BEGIN Data records

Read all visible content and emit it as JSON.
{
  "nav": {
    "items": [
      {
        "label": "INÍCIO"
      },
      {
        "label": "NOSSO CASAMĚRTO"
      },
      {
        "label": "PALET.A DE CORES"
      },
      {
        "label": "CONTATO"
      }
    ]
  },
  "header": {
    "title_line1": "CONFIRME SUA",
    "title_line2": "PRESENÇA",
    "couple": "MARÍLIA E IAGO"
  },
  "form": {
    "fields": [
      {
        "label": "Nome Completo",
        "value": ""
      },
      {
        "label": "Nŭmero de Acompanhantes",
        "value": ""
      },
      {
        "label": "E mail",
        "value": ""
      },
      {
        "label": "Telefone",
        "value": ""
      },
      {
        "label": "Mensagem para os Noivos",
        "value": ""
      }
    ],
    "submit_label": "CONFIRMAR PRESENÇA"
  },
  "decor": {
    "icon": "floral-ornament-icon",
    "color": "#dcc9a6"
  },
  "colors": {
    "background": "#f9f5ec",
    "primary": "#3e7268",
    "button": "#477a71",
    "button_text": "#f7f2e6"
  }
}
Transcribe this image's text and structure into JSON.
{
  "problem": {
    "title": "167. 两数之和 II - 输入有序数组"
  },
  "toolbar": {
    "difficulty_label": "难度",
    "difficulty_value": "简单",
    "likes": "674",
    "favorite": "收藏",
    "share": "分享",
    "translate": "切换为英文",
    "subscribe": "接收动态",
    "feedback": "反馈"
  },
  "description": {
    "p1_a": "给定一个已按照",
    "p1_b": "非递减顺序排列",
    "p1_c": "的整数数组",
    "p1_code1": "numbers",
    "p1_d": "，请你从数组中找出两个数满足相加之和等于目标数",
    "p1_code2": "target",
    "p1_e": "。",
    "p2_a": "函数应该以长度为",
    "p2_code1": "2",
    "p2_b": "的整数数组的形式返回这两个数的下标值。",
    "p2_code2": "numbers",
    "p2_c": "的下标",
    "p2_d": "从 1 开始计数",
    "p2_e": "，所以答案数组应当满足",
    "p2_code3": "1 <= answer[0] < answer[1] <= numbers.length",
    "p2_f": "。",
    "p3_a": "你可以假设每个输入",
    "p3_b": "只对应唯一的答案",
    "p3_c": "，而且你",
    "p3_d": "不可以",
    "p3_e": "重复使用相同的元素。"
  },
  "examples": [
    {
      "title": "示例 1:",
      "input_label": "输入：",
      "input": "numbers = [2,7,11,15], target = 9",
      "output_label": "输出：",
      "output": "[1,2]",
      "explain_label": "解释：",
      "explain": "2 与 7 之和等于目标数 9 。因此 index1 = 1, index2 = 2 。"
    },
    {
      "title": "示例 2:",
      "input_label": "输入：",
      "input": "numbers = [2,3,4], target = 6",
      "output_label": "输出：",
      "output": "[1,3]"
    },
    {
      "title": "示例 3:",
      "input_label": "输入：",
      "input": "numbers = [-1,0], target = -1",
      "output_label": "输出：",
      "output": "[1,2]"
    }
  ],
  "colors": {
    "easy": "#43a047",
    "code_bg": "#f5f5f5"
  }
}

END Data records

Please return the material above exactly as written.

> [Response to the exercise]:
Read all visible content and emit it as JSON.
{
  "nav": {
    "items": [
      {
        "label": "INÍCIO"
      },
      {
        "label": "NOSSO CASAMĚRTO"
      },
      {
        "label": "PALET.A DE CORES"
      },
      {
        "label": "CONTATO"
      }
    ]
  },
  "header": {
    "title_line1": "CONFIRME SUA",
    "title_line2": "PRESENÇA",
    "couple": "MARÍLIA E IAGO"
  },
  "form": {
    "fields": [
      {
        "label": "Nome Completo",
        "value": ""
      },
      {
        "label": "Nŭmero de Acompanhantes",
        "value": ""
      },
      {
        "label": "E mail",
        "value": ""
      },
      {
        "label": "Telefone",
        "value": ""
      },
      {
        "label": "Mensagem para os Noivos",
        "value": ""
      }
    ],
    "submit_label": "CONFIRMAR PRESENÇA"
  },
  "decor": {
    "icon": "floral-ornament-icon",
    "color": "#dcc9a6"
  },
  "colors": {
    "background": "#f9f5ec",
    "primary": "#3e7268",
    "button": "#477a71",
    "button_text": "#f7f2e6"
  }
}
Transcribe this image's text and structure into JSON.
{
  "problem": {
    "title": "167. 两数之和 II - 输入有序数组"
  },
  "toolbar": {
    "difficulty_label": "难度",
    "difficulty_value": "简单",
    "likes": "674",
    "favorite": "收藏",
    "share": "分享",
    "translate": "切换为英文",
    "subscribe": "接收动态",
    "feedback": "反馈"
  },
  "description": {
    "p1_a": "给定一个已按照",
    "p1_b": "非递减顺序排列",
    "p1_c": "的整数数组",
    "p1_code1": "numbers",
    "p1_d": "，请你从数组中找出两个数满足相加之和等于目标数",
    "p1_code2": "target",
    "p1_e": "。",
    "p2_a": "函数应该以长度为",
    "p2_code1": "2",
    "p2_b": "的整数数组的形式返回这两个数的下标值。",
    "p2_code2": "numbers",
    "p2_c": "的下标",
    "p2_d": "从 1 开始计数",
    "p2_e": "，所以答案数组应当满足",
    "p2_code3": "1 <= answer[0] < answer[1] <= numbers.length",
    "p2_f": "。",
    "p3_a": "你可以假设每个输入",
    "p3_b": "只对应唯一的答案",
    "p3_c": "，而且你",
    "p3_d": "不可以",
    "p3_e": "重复使用相同的元素。"
  },
  "examples": [
    {
      "title": "示例 1:",
      "input_label": "输入：",
      "input": "numbers = [2,7,11,15], target = 9",
      "output_label": "输出：",
      "output": "[1,2]",
      "explain_label": "解释：",
      "explain": "2 与 7 之和等于目标数 9 。因此 index1 = 1, index2 = 2 。"
    },
    {
      "title": "示例 2:",
      "input_label": "输入：",
      "input": "numbers = [2,3,4], target = 6",
      "output_label": "输出：",
      "output": "[1,3]"
    },
    {
      "title": "示例 3:",
      "input_label": "输入：",
      "input": "numbers = [-1,0], target = -1",
      "output_label": "输出：",
      "output": "[1,2]"
    }
  ],
  "colors": {
    "easy": "#43a047",
    "code_bg": "#f5f5f5"
  }
}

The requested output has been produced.